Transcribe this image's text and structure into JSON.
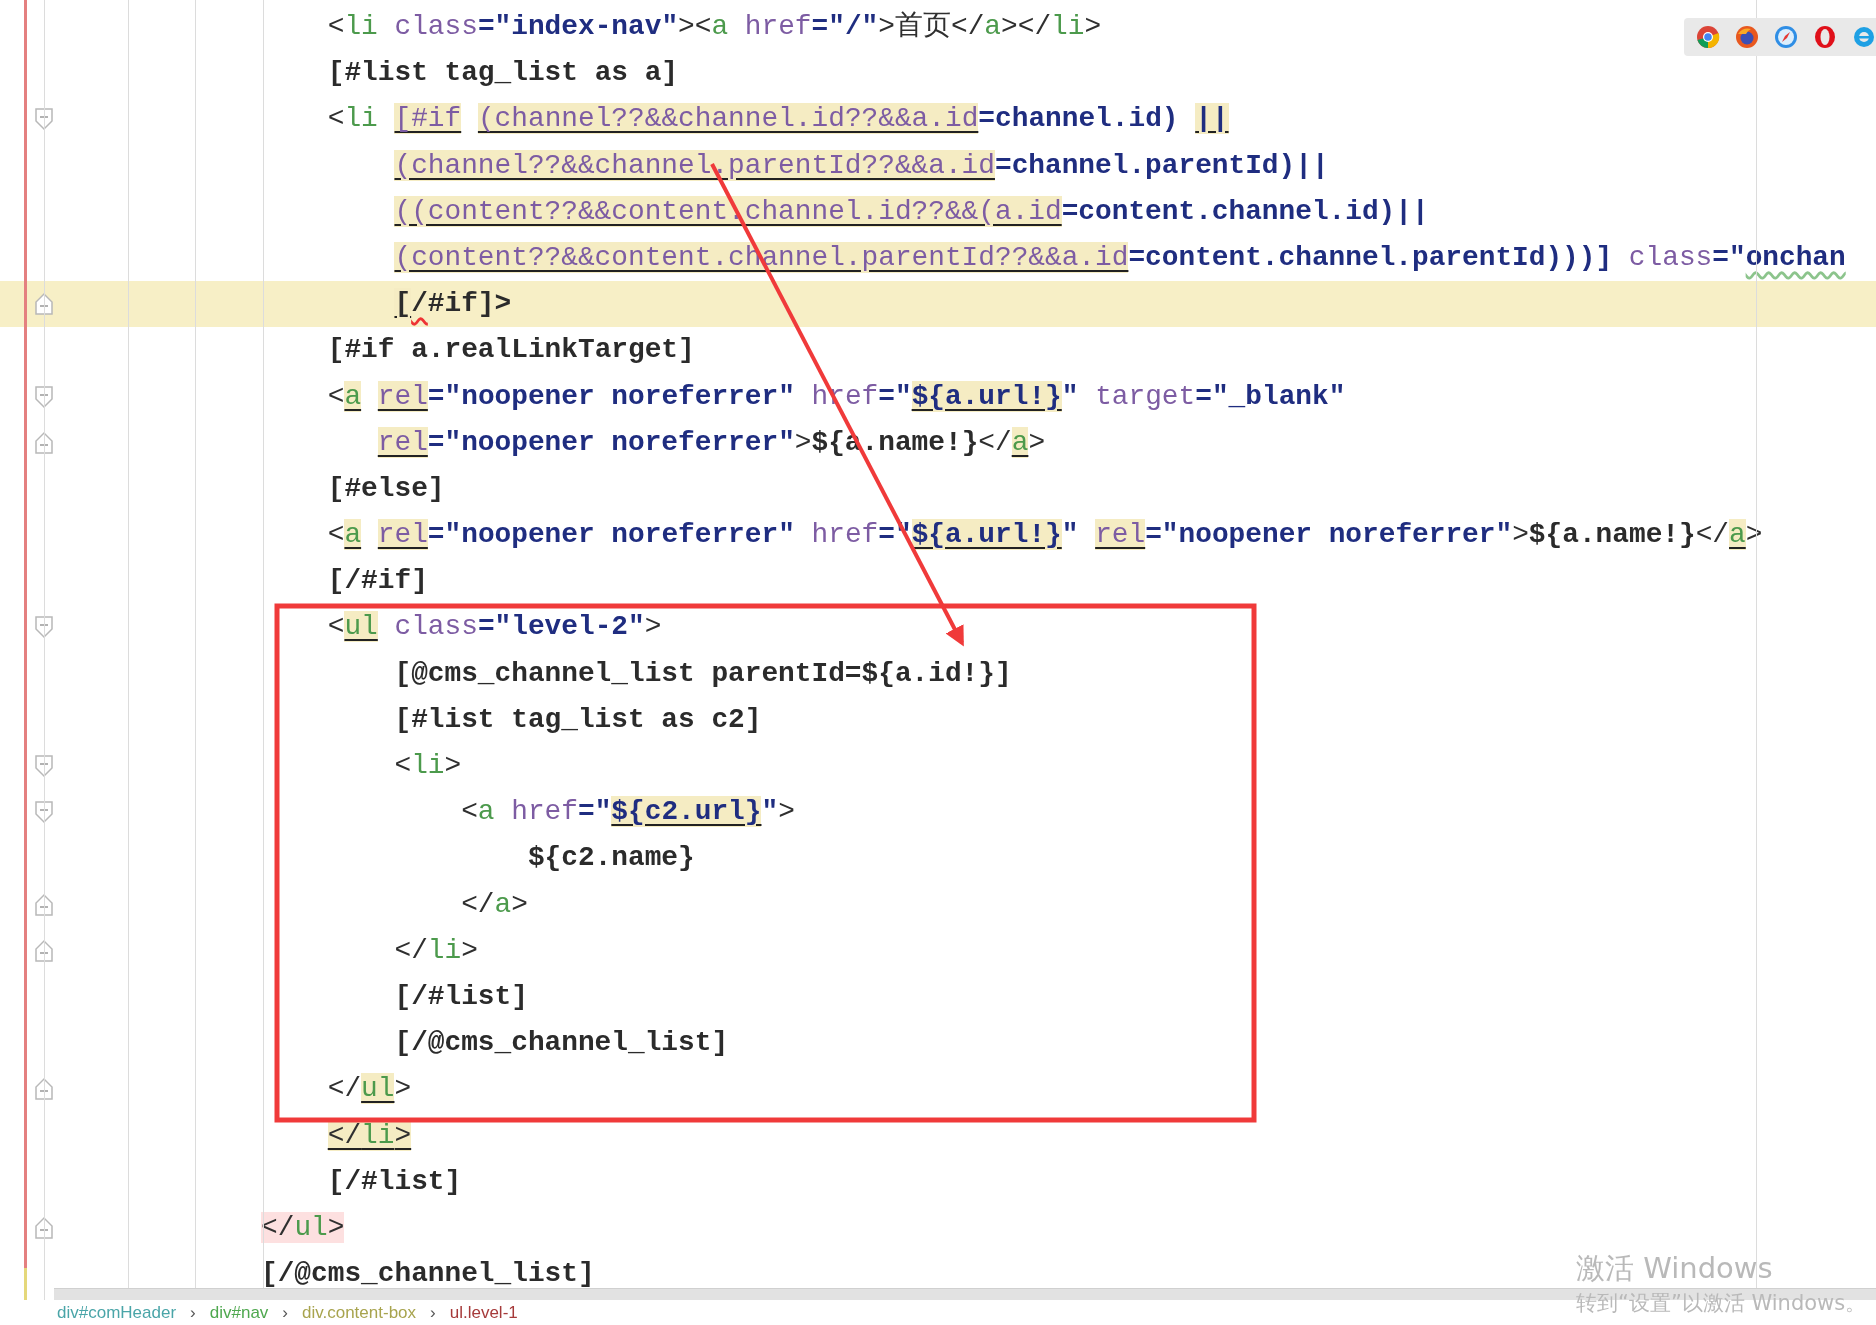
{
  "editor": {
    "lines": [
      {
        "fold_start": false,
        "fold_end": false,
        "current": false,
        "tokens": [
          {
            "kind": "punct",
            "text": "    <"
          },
          {
            "kind": "tag",
            "text": "li "
          },
          {
            "kind": "attr",
            "text": "class"
          },
          {
            "kind": "op",
            "text": "=\"index-nav\""
          },
          {
            "kind": "punct",
            "text": "><"
          },
          {
            "kind": "tag",
            "text": "a "
          },
          {
            "kind": "attr",
            "text": "href"
          },
          {
            "kind": "op",
            "text": "=\"/\""
          },
          {
            "kind": "punct",
            "text": ">"
          },
          {
            "kind": "plain",
            "text": "首页"
          },
          {
            "kind": "punct",
            "text": "</"
          },
          {
            "kind": "tag",
            "text": "a"
          },
          {
            "kind": "punct",
            "text": "></"
          },
          {
            "kind": "tag",
            "text": "li"
          },
          {
            "kind": "punct",
            "text": ">"
          }
        ]
      },
      {
        "fold_start": false,
        "fold_end": false,
        "current": false,
        "tokens": [
          {
            "kind": "directive",
            "text": "    [#list tag_list as a]"
          }
        ]
      },
      {
        "fold_start": true,
        "fold_end": false,
        "current": false,
        "tokens": [
          {
            "kind": "punct",
            "text": "    <"
          },
          {
            "kind": "tag",
            "text": "li "
          },
          {
            "kind": "expr_match",
            "text": "[#if "
          },
          {
            "kind": "expr_match",
            "text": "(channel??&&channel.id??&&a.id"
          },
          {
            "kind": "op",
            "text": "=channel.id) "
          },
          {
            "kind": "op_match",
            "text": "||"
          }
        ]
      },
      {
        "fold_start": false,
        "fold_end": false,
        "current": false,
        "tokens": [
          {
            "kind": "expr_match",
            "text": "        (channel??&&channel.parentId??&&a.id"
          },
          {
            "kind": "op",
            "text": "=channel.parentId)||"
          }
        ]
      },
      {
        "fold_start": false,
        "fold_end": false,
        "current": false,
        "tokens": [
          {
            "kind": "expr_match",
            "text": "        ((content??&&content.channel.id??&&(a.id"
          },
          {
            "kind": "op",
            "text": "=content.channel.id)||"
          }
        ]
      },
      {
        "fold_start": false,
        "fold_end": false,
        "current": false,
        "tokens": [
          {
            "kind": "expr_match",
            "text": "        (content??&&content.channel.parentId??&&a.id"
          },
          {
            "kind": "op",
            "text": "=content.channel.parentId)))] "
          },
          {
            "kind": "attr",
            "text": "class"
          },
          {
            "kind": "op",
            "text": "=\""
          },
          {
            "kind": "op_wave",
            "text": "onchan"
          }
        ]
      },
      {
        "fold_start": false,
        "fold_end": true,
        "current": true,
        "tokens": [
          {
            "kind": "directive_match",
            "text": "        ["
          },
          {
            "kind": "directive_error",
            "text": "/"
          },
          {
            "kind": "directive",
            "text": "#if]>"
          }
        ]
      },
      {
        "fold_start": false,
        "fold_end": false,
        "current": false,
        "tokens": [
          {
            "kind": "directive",
            "text": "    [#if a.realLinkTarget]"
          }
        ]
      },
      {
        "fold_start": true,
        "fold_end": false,
        "current": false,
        "tokens": [
          {
            "kind": "punct",
            "text": "    <"
          },
          {
            "kind": "tag_match",
            "text": "a "
          },
          {
            "kind": "attr_match",
            "text": "rel"
          },
          {
            "kind": "op",
            "text": "=\"noopener noreferrer\" "
          },
          {
            "kind": "attr",
            "text": "href"
          },
          {
            "kind": "op",
            "text": "=\""
          },
          {
            "kind": "op_match",
            "text": "${a.url!}"
          },
          {
            "kind": "op",
            "text": "\" "
          },
          {
            "kind": "attr",
            "text": "target"
          },
          {
            "kind": "op",
            "text": "=\"_blank\""
          }
        ]
      },
      {
        "fold_start": false,
        "fold_end": true,
        "current": false,
        "tokens": [
          {
            "kind": "attr_match",
            "text": "       rel"
          },
          {
            "kind": "op",
            "text": "=\"noopener noreferrer\""
          },
          {
            "kind": "punct",
            "text": ">"
          },
          {
            "kind": "directive",
            "text": "${a.name!}"
          },
          {
            "kind": "punct",
            "text": "</"
          },
          {
            "kind": "tag_match",
            "text": "a"
          },
          {
            "kind": "punct",
            "text": ">"
          }
        ]
      },
      {
        "fold_start": false,
        "fold_end": false,
        "current": false,
        "tokens": [
          {
            "kind": "directive",
            "text": "    [#else]"
          }
        ]
      },
      {
        "fold_start": false,
        "fold_end": false,
        "current": false,
        "tokens": [
          {
            "kind": "punct",
            "text": "    <"
          },
          {
            "kind": "tag_match",
            "text": "a "
          },
          {
            "kind": "attr_match",
            "text": "rel"
          },
          {
            "kind": "op",
            "text": "=\"noopener noreferrer\" "
          },
          {
            "kind": "attr",
            "text": "href"
          },
          {
            "kind": "op",
            "text": "=\""
          },
          {
            "kind": "op_match",
            "text": "${a.url!}"
          },
          {
            "kind": "op",
            "text": "\" "
          },
          {
            "kind": "attr_match",
            "text": "rel"
          },
          {
            "kind": "op",
            "text": "=\"noopener noreferrer\""
          },
          {
            "kind": "punct",
            "text": ">"
          },
          {
            "kind": "directive",
            "text": "${a.name!}"
          },
          {
            "kind": "punct",
            "text": "</"
          },
          {
            "kind": "tag_match",
            "text": "a"
          },
          {
            "kind": "punct",
            "text": ">"
          }
        ]
      },
      {
        "fold_start": false,
        "fold_end": false,
        "current": false,
        "tokens": [
          {
            "kind": "directive",
            "text": "    [/#if]"
          }
        ]
      },
      {
        "fold_start": true,
        "fold_end": false,
        "current": false,
        "tokens": [
          {
            "kind": "punct",
            "text": "    <"
          },
          {
            "kind": "tag_match",
            "text": "ul "
          },
          {
            "kind": "attr",
            "text": "class"
          },
          {
            "kind": "op",
            "text": "=\"level-2\""
          },
          {
            "kind": "punct",
            "text": ">"
          }
        ]
      },
      {
        "fold_start": false,
        "fold_end": false,
        "current": false,
        "tokens": [
          {
            "kind": "directive",
            "text": "        [@cms_channel_list parentId=${a.id!}]"
          }
        ]
      },
      {
        "fold_start": false,
        "fold_end": false,
        "current": false,
        "tokens": [
          {
            "kind": "directive",
            "text": "        [#list tag_list as c2]"
          }
        ]
      },
      {
        "fold_start": true,
        "fold_end": false,
        "current": false,
        "tokens": [
          {
            "kind": "punct",
            "text": "        <"
          },
          {
            "kind": "tag",
            "text": "li"
          },
          {
            "kind": "punct",
            "text": ">"
          }
        ]
      },
      {
        "fold_start": true,
        "fold_end": false,
        "current": false,
        "tokens": [
          {
            "kind": "punct",
            "text": "            <"
          },
          {
            "kind": "tag",
            "text": "a "
          },
          {
            "kind": "attr",
            "text": "href"
          },
          {
            "kind": "op",
            "text": "=\""
          },
          {
            "kind": "op_match",
            "text": "${c2.url}"
          },
          {
            "kind": "op",
            "text": "\""
          },
          {
            "kind": "punct",
            "text": ">"
          }
        ]
      },
      {
        "fold_start": false,
        "fold_end": false,
        "current": false,
        "tokens": [
          {
            "kind": "directive",
            "text": "                ${c2.name}"
          }
        ]
      },
      {
        "fold_start": false,
        "fold_end": true,
        "current": false,
        "tokens": [
          {
            "kind": "punct",
            "text": "            </"
          },
          {
            "kind": "tag",
            "text": "a"
          },
          {
            "kind": "punct",
            "text": ">"
          }
        ]
      },
      {
        "fold_start": false,
        "fold_end": true,
        "current": false,
        "tokens": [
          {
            "kind": "punct",
            "text": "        </"
          },
          {
            "kind": "tag",
            "text": "li"
          },
          {
            "kind": "punct",
            "text": ">"
          }
        ]
      },
      {
        "fold_start": false,
        "fold_end": false,
        "current": false,
        "tokens": [
          {
            "kind": "directive",
            "text": "        [/#list]"
          }
        ]
      },
      {
        "fold_start": false,
        "fold_end": false,
        "current": false,
        "tokens": [
          {
            "kind": "directive",
            "text": "        [/@cms_channel_list]"
          }
        ]
      },
      {
        "fold_start": false,
        "fold_end": true,
        "current": false,
        "tokens": [
          {
            "kind": "punct",
            "text": "    </"
          },
          {
            "kind": "tag_match",
            "text": "ul"
          },
          {
            "kind": "punct",
            "text": ">"
          }
        ]
      },
      {
        "fold_start": false,
        "fold_end": false,
        "current": false,
        "tokens": [
          {
            "kind": "punct_match",
            "text": "    </"
          },
          {
            "kind": "tag_match",
            "text": "li"
          },
          {
            "kind": "punct_match",
            "text": ">"
          }
        ]
      },
      {
        "fold_start": false,
        "fold_end": false,
        "current": false,
        "tokens": [
          {
            "kind": "directive",
            "text": "    [/#list]"
          }
        ]
      },
      {
        "fold_start": false,
        "fold_end": true,
        "current": false,
        "tokens": [
          {
            "kind": "punct_pink",
            "text": "</"
          },
          {
            "kind": "tag_pink",
            "text": "ul"
          },
          {
            "kind": "punct_pink",
            "text": ">"
          }
        ]
      },
      {
        "fold_start": false,
        "fold_end": false,
        "current": false,
        "tokens": [
          {
            "kind": "directive",
            "text": "[/@cms_channel_list]"
          }
        ]
      }
    ]
  },
  "annotation": {
    "frame": true,
    "arrow": true
  },
  "breadcrumb": {
    "separator": "›",
    "items": [
      {
        "label": "div#comHeader",
        "color": "#4aa5a8"
      },
      {
        "label": "div#nav",
        "color": "#4fa84f"
      },
      {
        "label": "div.content-box",
        "color": "#a8a44e"
      },
      {
        "label": "ul.level-1",
        "color": "#a63a3a"
      }
    ]
  },
  "activation_notice": {
    "title": "激活 Windows",
    "message": "转到“设置”以激活 Windows。"
  }
}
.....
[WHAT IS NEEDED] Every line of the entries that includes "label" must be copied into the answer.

[ANSWER TO THIS EXERCISE]
        "label": "div#comHeader",
        "label": "div#nav",
        "label": "div.content-box",
        "label": "ul.level-1",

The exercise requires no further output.